The Dow closed down 0.5%, or 139 points, though the index was down more than 400 points earlier in the day. The S&P 500 (SPX) and the Nasdaq finished 0.3% and 0.4% lower, respectively — the fourth straight day those two have ended in the red.
It’s crunch time on the trade. Additional US tariffs on Chinese goods are set to take effect after midnight.
During a rally in Florida late Wednesday, President Donald Trump said he decided to raise tariffs on some $200 billion worth of imports from China because Beijing “broke the deal.” He threatened to up existing tariffs from 10% to 25% in a tweet on Sunday.
China’s Commerce Ministry said it considered countermeasures to the increased tariffs. Meanwhile, Chinese Vice Premier Liu He arrived in Washington, which market participants took as a glimmer of hope for a deal to be struck between the world’s two largest economies.
On Thursday afternoon, Trump spurred some optimism after saying he had received a “beautiful” letter from Chinese President Xi Jinping. He added the parties were “getting very close” to a new trade pact.
“It is looking like a deal with China won’t happen this week, which has opened the door to increased uncertainty and a sell-first-and-ask-questions-later mentality,” said Ryan Detrick, Senior Market Strategist for LPL Financial. “Even if tariffs increase tomorrow, there is still time for a resolution and minimal impact on the global economy. But the clock is ticking and both sides still have some major differences to solve.”

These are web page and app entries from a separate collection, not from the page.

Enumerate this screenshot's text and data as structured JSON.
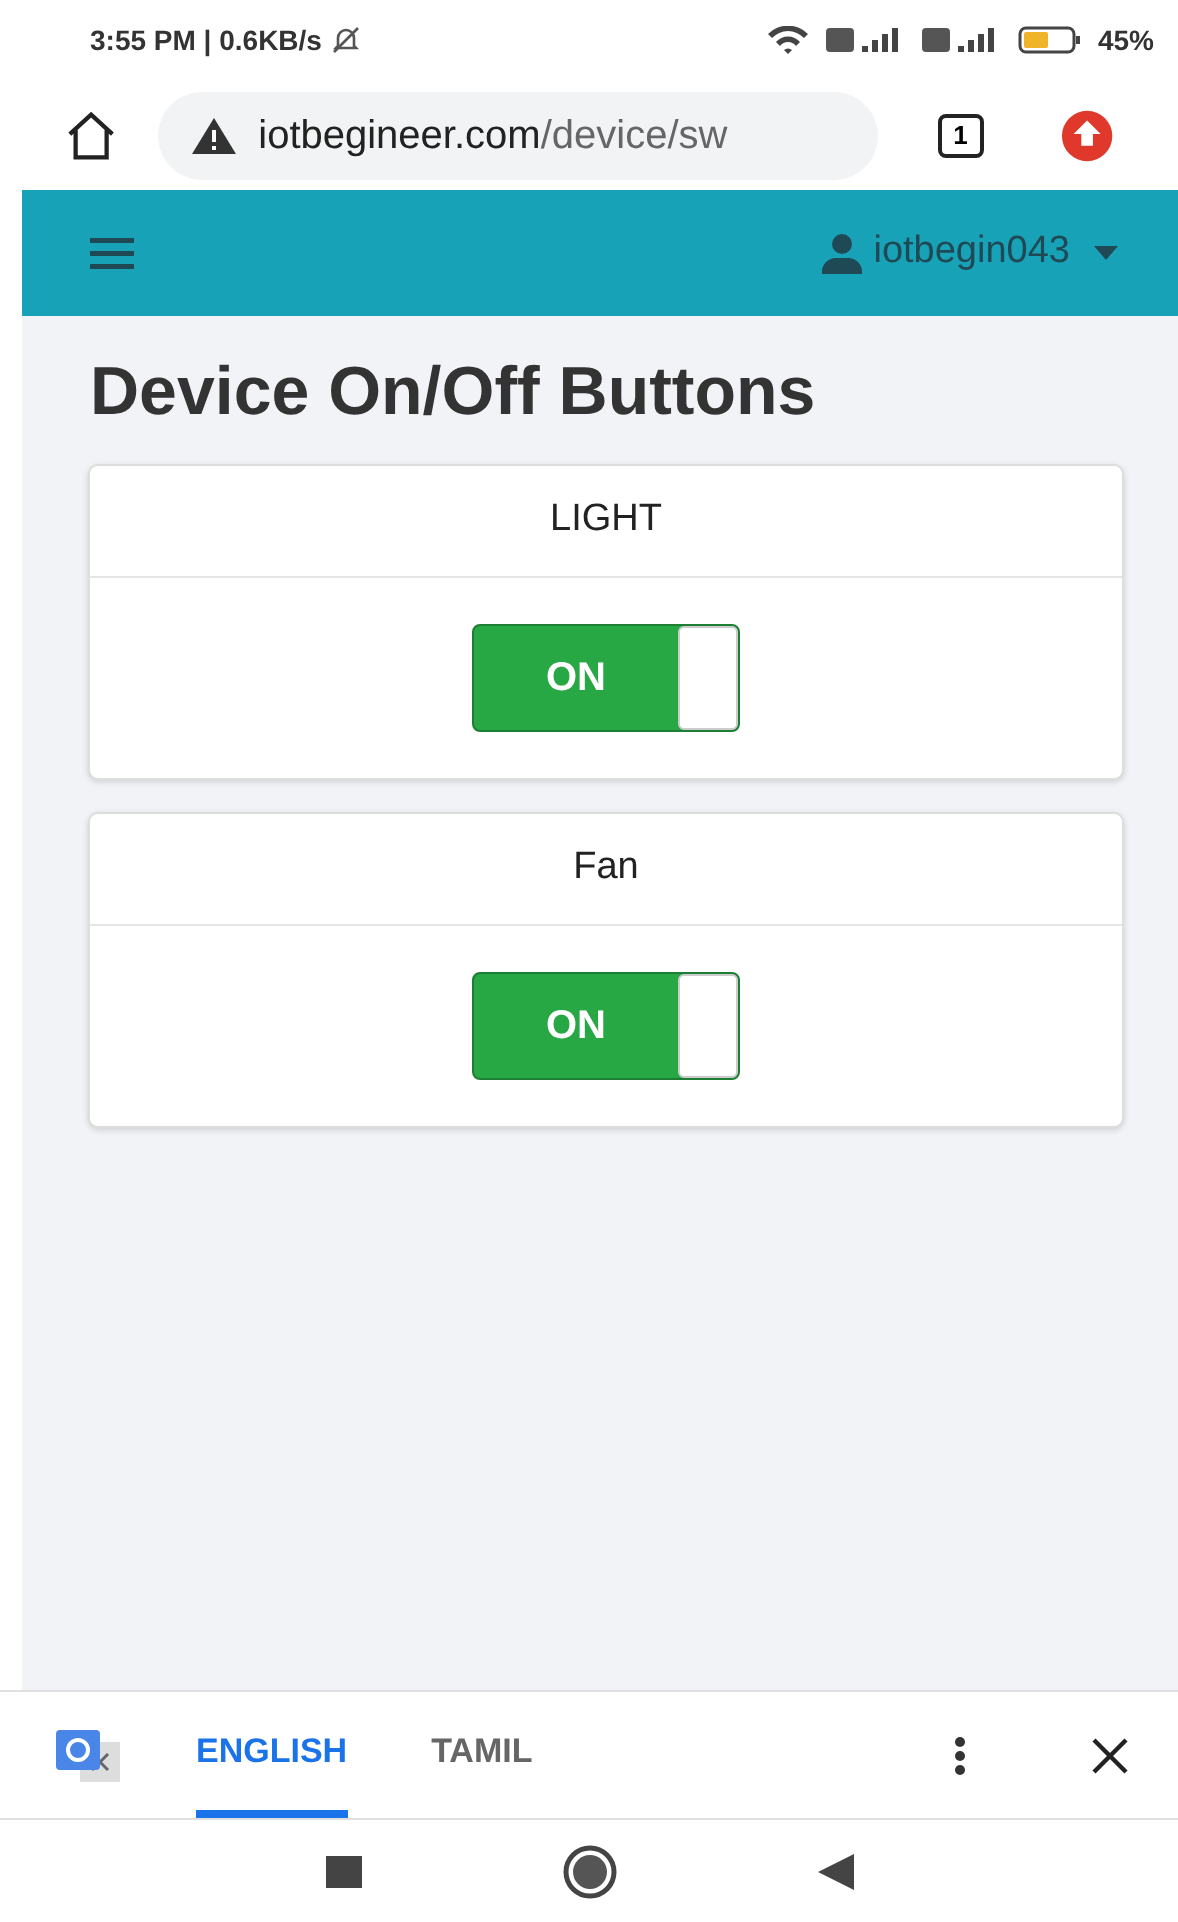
{
  "status_bar": {
    "time": "3:55 PM | 0.6KB/s",
    "battery": "45%"
  },
  "browser": {
    "url_domain": "iotbegineer.com",
    "url_path": "/device/sw",
    "tab_count": "1"
  },
  "navbar": {
    "user": "iotbegin043"
  },
  "title": "Device On/Off Buttons",
  "devices": [
    {
      "name": "LIGHT",
      "switch_label": "ON",
      "on": true
    },
    {
      "name": "Fan",
      "switch_label": "ON",
      "on": true
    }
  ],
  "translate_bar": {
    "tabs": [
      {
        "label": "ENGLISH",
        "selected": true
      },
      {
        "label": "TAMIL",
        "selected": false
      }
    ]
  }
}
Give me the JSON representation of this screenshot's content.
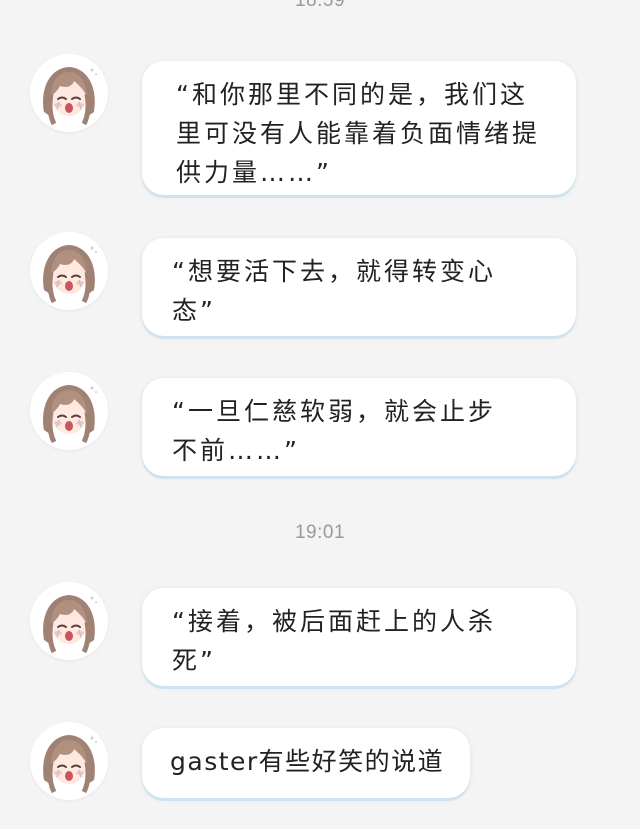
{
  "chat": {
    "timestamps": [
      "18:59",
      "19:01"
    ],
    "messages": [
      {
        "text": "“和你那里不同的是，我们这里可没有人能靠着负面情绪提供力量……”"
      },
      {
        "text": "“想要活下去，就得转变心态”"
      },
      {
        "text": "“一旦仁慈软弱，就会止步不前……”"
      },
      {
        "text": "“接着，被后面赶上的人杀死”"
      },
      {
        "text": "gaster有些好笑的说道"
      }
    ]
  },
  "avatar_icon": "anime-girl-avatar-icon",
  "colors": {
    "background": "#f4f4f4",
    "bubble": "#ffffff",
    "bubble_shadow": "#cfe2ee",
    "timestamp_text": "#9a9a9a",
    "message_text": "#222222"
  }
}
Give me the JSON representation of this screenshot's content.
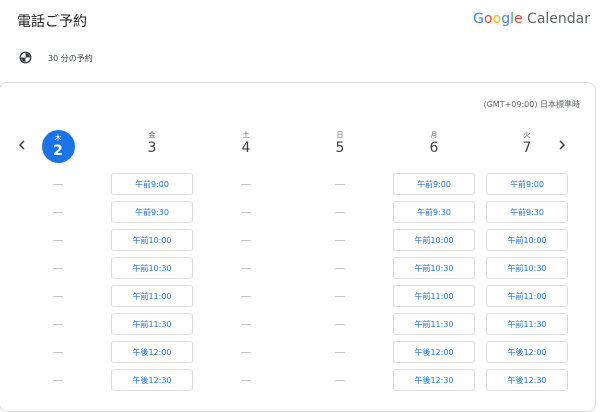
{
  "header": {
    "title": "電話ご予約",
    "brand_google": [
      "G",
      "o",
      "o",
      "g",
      "l",
      "e"
    ],
    "brand_product": "Calendar"
  },
  "duration": {
    "icon": "clock-icon",
    "text": "30 分の予約"
  },
  "timezone": "(GMT+09:00) 日本標準時",
  "nav": {
    "prev_icon": "chevron-left-icon",
    "next_icon": "chevron-right-icon"
  },
  "days": [
    {
      "dow": "木",
      "num": "2",
      "today": true,
      "slots": []
    },
    {
      "dow": "金",
      "num": "3",
      "today": false,
      "slots": [
        "午前9:00",
        "午前9:30",
        "午前10:00",
        "午前10:30",
        "午前11:00",
        "午前11:30",
        "午後12:00",
        "午後12:30"
      ]
    },
    {
      "dow": "土",
      "num": "4",
      "today": false,
      "slots": []
    },
    {
      "dow": "日",
      "num": "5",
      "today": false,
      "slots": []
    },
    {
      "dow": "月",
      "num": "6",
      "today": false,
      "slots": [
        "午前9:00",
        "午前9:30",
        "午前10:00",
        "午前10:30",
        "午前11:00",
        "午前11:30",
        "午後12:00",
        "午後12:30"
      ]
    },
    {
      "dow": "火",
      "num": "7",
      "today": false,
      "slots": [
        "午前9:00",
        "午前9:30",
        "午前10:00",
        "午前10:30",
        "午前11:00",
        "午前11:30",
        "午後12:00",
        "午後12:30"
      ]
    }
  ],
  "empty_marker": "—",
  "colors": {
    "accent": "#1a73e8",
    "border": "#dadce0",
    "muted": "#5f6368"
  }
}
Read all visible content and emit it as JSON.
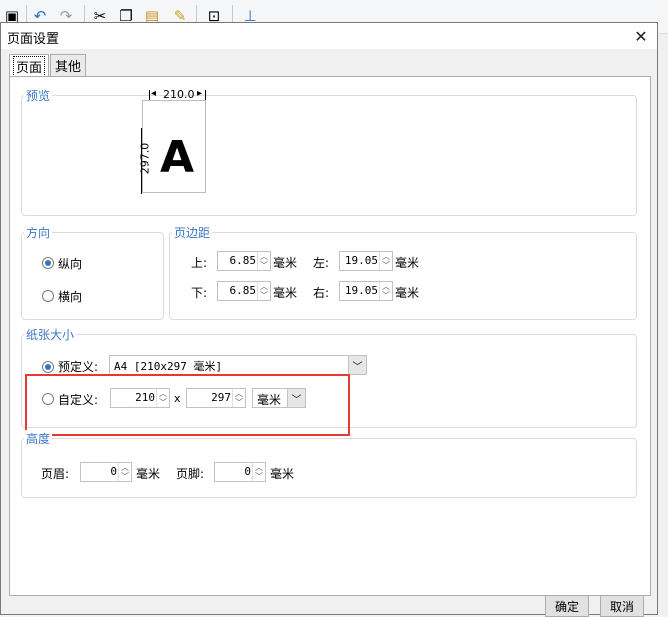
{
  "dialog": {
    "title": "页面设置"
  },
  "tabs": [
    {
      "label": "页面",
      "active": true
    },
    {
      "label": "其他",
      "active": false
    }
  ],
  "preview": {
    "group_label": "预览",
    "width_text": "210.0",
    "height_text": "297.0",
    "letter": "A"
  },
  "orientation": {
    "group_label": "方向",
    "portrait_label": "纵向",
    "landscape_label": "横向",
    "selected": "portrait"
  },
  "margins": {
    "group_label": "页边距",
    "top_label": "上:",
    "top_value": "6.85",
    "bottom_label": "下:",
    "bottom_value": "6.85",
    "left_label": "左:",
    "left_value": "19.05",
    "right_label": "右:",
    "right_value": "19.05",
    "unit": "毫米"
  },
  "paper": {
    "group_label": "纸张大小",
    "preset_label": "预定义:",
    "preset_value": "A4 [210x297 毫米]",
    "custom_label": "自定义:",
    "custom_width": "210",
    "times": "x",
    "custom_height": "297",
    "unit_value": "毫米",
    "selected": "preset"
  },
  "height": {
    "group_label": "高度",
    "header_label": "页眉:",
    "header_value": "0",
    "footer_label": "页脚:",
    "footer_value": "0",
    "unit": "毫米"
  },
  "buttons": {
    "ok": "确定",
    "cancel": "取消"
  },
  "colors": {
    "group_label": "#3b77c6",
    "highlight": "#e53935",
    "radio": "#2d73c6"
  }
}
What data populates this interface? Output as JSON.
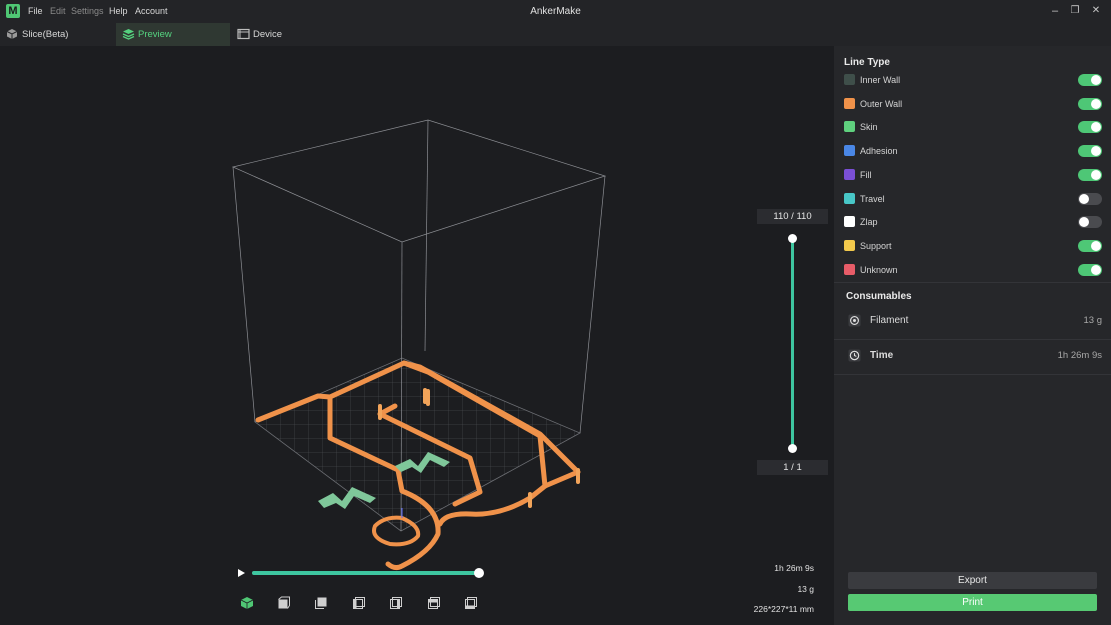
{
  "app": {
    "title": "AnkerMake",
    "logo_letter": "M"
  },
  "menu": [
    "File",
    "Edit",
    "Settings",
    "Help",
    "Account"
  ],
  "window_controls": {
    "minimize": "–",
    "restore": "❐",
    "close": "✕"
  },
  "tabs": [
    {
      "label": "Slice(Beta)",
      "icon": "cube-icon"
    },
    {
      "label": "Preview",
      "icon": "layers-icon"
    },
    {
      "label": "Device",
      "icon": "device-icon"
    }
  ],
  "line_type": {
    "title": "Line Type",
    "items": [
      {
        "label": "Inner Wall",
        "color": "#3f4f4a",
        "enabled": true
      },
      {
        "label": "Outer Wall",
        "color": "#f0924a",
        "enabled": true
      },
      {
        "label": "Skin",
        "color": "#5fd07e",
        "enabled": true
      },
      {
        "label": "Adhesion",
        "color": "#4a87e6",
        "enabled": true
      },
      {
        "label": "Fill",
        "color": "#7a4fd6",
        "enabled": true
      },
      {
        "label": "Travel",
        "color": "#48c7c7",
        "enabled": false
      },
      {
        "label": "Zlap",
        "color": "#ffffff",
        "enabled": false
      },
      {
        "label": "Support",
        "color": "#f2c94c",
        "enabled": true
      },
      {
        "label": "Unknown",
        "color": "#e85c68",
        "enabled": true
      }
    ]
  },
  "consumables": {
    "title": "Consumables",
    "filament_label": "Filament",
    "filament_value": "13 g",
    "time_label": "Time",
    "time_value": "1h 26m 9s"
  },
  "buttons": {
    "export": "Export",
    "print": "Print"
  },
  "layer_slider": {
    "top_label": "110  /  110",
    "bottom_label": "1  /  1"
  },
  "progress": {
    "fraction": 1.0
  },
  "stats": {
    "time": "1h 26m 9s",
    "weight": "13 g",
    "dimensions": "226*227*11 mm"
  },
  "view_buttons": [
    "iso-view-icon",
    "front-view-icon",
    "back-view-icon",
    "left-view-icon",
    "right-view-icon",
    "top-view-icon",
    "bottom-view-icon"
  ]
}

Ongoing negotiations, additional tariffs from the US and retaliation from China could prove to be a prolonged headwind for US companies, said ratings agency Fitch on Thursday. Tech and industrials businesses were the most vulnerable to retaliatory actions, Fitch said, pointing at the likes of Boeing (BA), Intel (INTC) and Texas Instruments (TXN) as examples.
The additional tariffs and possible retaliation “will weaken consumer and business confidence in the context of an already slowing global economy,” said Elena Duggar, assistant managing director at ratings agency Moody’s. Besides tech and industrials, retail and wholesale companies that source finished goods from China could also suffer, Duggar said.
A trade war could knock global supply chains, the Chinese economy and also the global economy.
Traders have taken Trump’s latest comments “as a sign that the relationship between Washington DC and Beijing is going to get worse,” said David Madden, market analyst at CMC Markets. “Trade discussions between the two sides will continue today, but investors aren’t holding out much hope. Mr. Trump is not a man to back down, and it looks likely that this trade spat will move to the next level.”
Right now, eleventh-hour talks are set to go ahead, so the negotiations are not entirely dead in the water. Rabobank strategists suggested in a note that investors should try to look “through the headlines to see the forest from the trade war trees.”
“First and foremost, the negotiations are still going ahead today and have not been canceled, in spite of the exchange of threats,” they wrote.
Even so, markets around the world were tumultuous. European stocks traded in the red. In Asia, the Shanghai Composite Index (SHCOMP) closed 1.5% lower, while Hong Kong’s Hang Seng (HSI) finished down 2.4%.
It’s been a wild week. On Wednesday, stocks staged a recovery from the fear-inspired selloff and the Dow finished in the green, albeit just barely. On Tuesday, US stocks recorded their worst one-day drop since January.